Dr Stephen Rutherford is a National Teaching Fellow, a Reader, and Director of Undergraduate Education in the School of Biosciences, Cardiff University, UK. Stephen gained his BSc and PhD in the biosciences at the University of York, followed by post-doctoral research at the University of Nevada, Reno, Nevada, USA, and the University of Oxford. During his time in the USA, Stephen was an adjunct teaching faculty at the University of Nevada, Reno and California State University, Sacramento. Stephen joined the School of Biosciences at Cardiff University in 2005, where he has been the Deputy Director of Undergraduate Education since 2009, and has recently become the Director of Undergraduate Education this summer. Stephen’s educational research interests focus around four themes: (i) Self-regulated learning and the development of student study skills; (ii) student identity and knowledge retention during transition from school to university; (iii) collaborative learning and the formation of student learning communities outside of the classroom; and (iv) the use of Web 2.0 tools in assessment, collaborative learning and teaching. Stephen has an exensive publication and presenation record and has edited two collected volumes on Collaborative Learning and Independent Learning respectively.

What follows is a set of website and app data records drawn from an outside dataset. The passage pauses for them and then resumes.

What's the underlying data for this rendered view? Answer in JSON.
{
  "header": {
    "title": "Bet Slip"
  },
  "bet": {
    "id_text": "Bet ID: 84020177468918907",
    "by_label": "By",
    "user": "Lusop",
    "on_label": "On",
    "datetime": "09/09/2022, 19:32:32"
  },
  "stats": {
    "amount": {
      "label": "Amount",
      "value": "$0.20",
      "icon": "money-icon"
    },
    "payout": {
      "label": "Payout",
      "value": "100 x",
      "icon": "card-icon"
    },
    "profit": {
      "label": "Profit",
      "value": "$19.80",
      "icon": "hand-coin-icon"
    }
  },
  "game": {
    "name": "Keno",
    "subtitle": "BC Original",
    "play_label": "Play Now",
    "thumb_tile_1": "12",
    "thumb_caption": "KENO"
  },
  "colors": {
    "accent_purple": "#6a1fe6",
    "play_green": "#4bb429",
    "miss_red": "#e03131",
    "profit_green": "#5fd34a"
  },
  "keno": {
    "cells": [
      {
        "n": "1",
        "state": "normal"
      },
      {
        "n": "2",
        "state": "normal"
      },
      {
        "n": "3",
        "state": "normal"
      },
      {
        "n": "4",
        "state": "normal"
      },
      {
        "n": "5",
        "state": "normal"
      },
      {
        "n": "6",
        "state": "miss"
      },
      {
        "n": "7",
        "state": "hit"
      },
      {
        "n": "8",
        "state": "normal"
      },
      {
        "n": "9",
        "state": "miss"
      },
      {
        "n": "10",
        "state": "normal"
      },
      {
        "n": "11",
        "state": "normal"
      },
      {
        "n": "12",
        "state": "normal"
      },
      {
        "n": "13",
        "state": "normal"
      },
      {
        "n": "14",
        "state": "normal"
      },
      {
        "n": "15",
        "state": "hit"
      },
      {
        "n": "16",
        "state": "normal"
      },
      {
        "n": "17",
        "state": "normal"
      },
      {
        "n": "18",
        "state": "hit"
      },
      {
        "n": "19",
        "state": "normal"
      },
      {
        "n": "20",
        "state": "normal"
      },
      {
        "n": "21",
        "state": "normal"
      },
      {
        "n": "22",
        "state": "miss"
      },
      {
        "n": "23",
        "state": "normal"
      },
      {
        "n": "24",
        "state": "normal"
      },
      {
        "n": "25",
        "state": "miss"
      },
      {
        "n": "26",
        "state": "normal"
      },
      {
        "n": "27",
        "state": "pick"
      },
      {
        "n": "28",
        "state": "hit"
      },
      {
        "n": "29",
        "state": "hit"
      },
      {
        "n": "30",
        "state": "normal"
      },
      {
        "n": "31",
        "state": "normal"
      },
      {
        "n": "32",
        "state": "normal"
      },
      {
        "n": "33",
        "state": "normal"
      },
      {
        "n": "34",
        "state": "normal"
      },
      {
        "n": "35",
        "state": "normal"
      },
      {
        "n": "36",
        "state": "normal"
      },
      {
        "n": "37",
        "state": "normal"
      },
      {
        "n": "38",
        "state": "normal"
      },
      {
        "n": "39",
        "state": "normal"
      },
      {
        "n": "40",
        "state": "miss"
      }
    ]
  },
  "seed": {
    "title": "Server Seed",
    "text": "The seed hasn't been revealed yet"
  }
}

Stephen also has interests in the history of medicine and military surgery, and is currently writing a book in 17th century surgeons, to be published early in 2018. As a champion of teaching innovations, Stephen regularly delivers seminars to HE professionals on technology enhanced education and innovative teaching practice, and was awarded a prestigious UK National Teaching Fellowship in 2016. He has won local awards for teaching excellence and is regularly nominated by students for ‘enriching student life’ awards at the University. Across the sector, Stephen is involved in several projects which have included funding from the Higher Education Academy and Physiological Society.

 

Dr Jen Harvey joined Dublin Institute of Technology (DIT) in 1999 and is the Head of the DIT Learning, Teaching and Technology Centre (LTTC). Before moving to Dublin, she worked in a number of academic development roles in various Scottish Universities. She is currently involved in coordinating a number of postgraduate LTTC CPD short courses, as well as teaching and supervising on all the LTTC programmes. She chairs the institutional Learning, Teaching and Assessment Strategies committee. Research interests relate to student assessment and feedback strategies, practitioner based evaluations and student transition into Higher Education. She is a board member of the Irish Forum for the enhancement of teaching and learning.